Excerpts from an interface dataset:
▬▬▬▬▬▬

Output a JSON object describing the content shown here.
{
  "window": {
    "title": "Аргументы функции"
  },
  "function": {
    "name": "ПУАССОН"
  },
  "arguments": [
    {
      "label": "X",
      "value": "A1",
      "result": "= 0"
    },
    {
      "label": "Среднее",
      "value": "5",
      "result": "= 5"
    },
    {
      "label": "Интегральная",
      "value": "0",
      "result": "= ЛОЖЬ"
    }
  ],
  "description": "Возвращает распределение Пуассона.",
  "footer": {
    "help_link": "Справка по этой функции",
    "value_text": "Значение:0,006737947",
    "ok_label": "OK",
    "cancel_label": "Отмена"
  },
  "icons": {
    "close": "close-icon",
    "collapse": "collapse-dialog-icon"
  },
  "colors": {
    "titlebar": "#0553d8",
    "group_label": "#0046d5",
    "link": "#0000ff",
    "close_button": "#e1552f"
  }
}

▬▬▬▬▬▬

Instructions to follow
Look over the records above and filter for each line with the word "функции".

Reply
    "title": "Аргументы функции"
    "help_link": "Справка по этой функции",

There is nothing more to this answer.